Theories in science, especially on the vague outskirts, lends itself to ideas that are a bit further than science could claim. This is the realm of fantasy.
Forms of propulsion in fiction can outstrip the confines of the purely scientific world. A lot of this stuff has a scientific basis but some – occasionally – goes a little further and taps into things from realms where science does not tread.
Magic is the basis of most fantasy, at least that of the epic sort. Tolkein, Eddings, and the like steep their tales in the stuff.
But what of the borderlands between the two?
Heinlein’s “Magic Inc” was a marvelous excursion into a magical world viewed scientifically. Sure there was magic but it followed rules and “scientific” theorems.
The magic in the Harry Potter stories attempted to stay “true” to the history of the arcane arts but fell far short of any sort of “science” of magic.

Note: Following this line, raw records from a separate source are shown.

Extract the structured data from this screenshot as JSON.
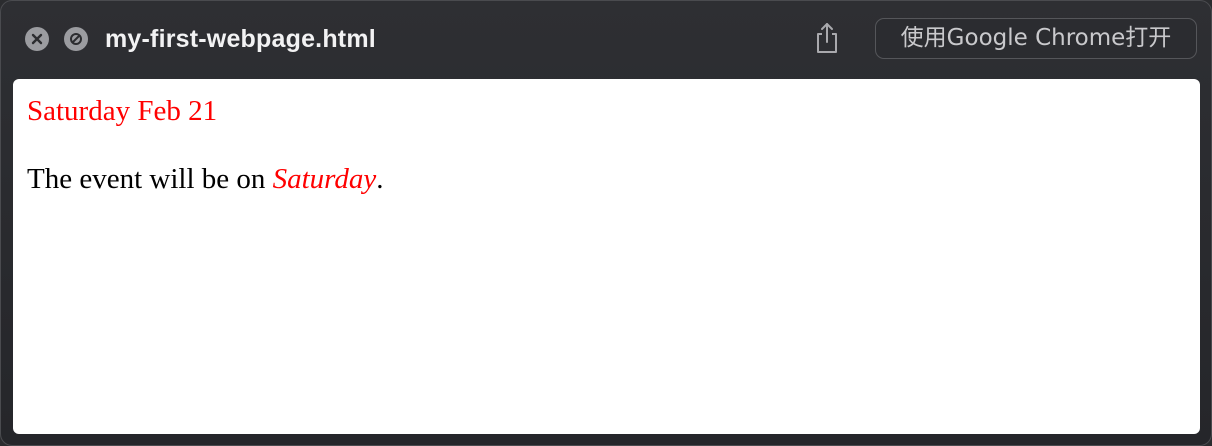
{
  "window": {
    "title": "my-first-webpage.html",
    "open_with_button_label": "使用Google Chrome打开",
    "icons": {
      "close": "close-icon",
      "block": "block-icon",
      "share": "share-icon"
    }
  },
  "page": {
    "heading": "Saturday Feb 21",
    "paragraph_prefix": "The event will be on ",
    "paragraph_emphasis": "Saturday",
    "paragraph_suffix": "."
  },
  "colors": {
    "accent_red": "#ff0000",
    "titlebar": "#2e2f33",
    "page_background": "#ffffff"
  }
}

I think a lot of what we today call “parapsychology” – the sixth sense, e.s.p., and such – though still considered pseudoscience, is tantalizingly close to what we know of fringe science.
Sure, it’s fantasy, but it is almost science.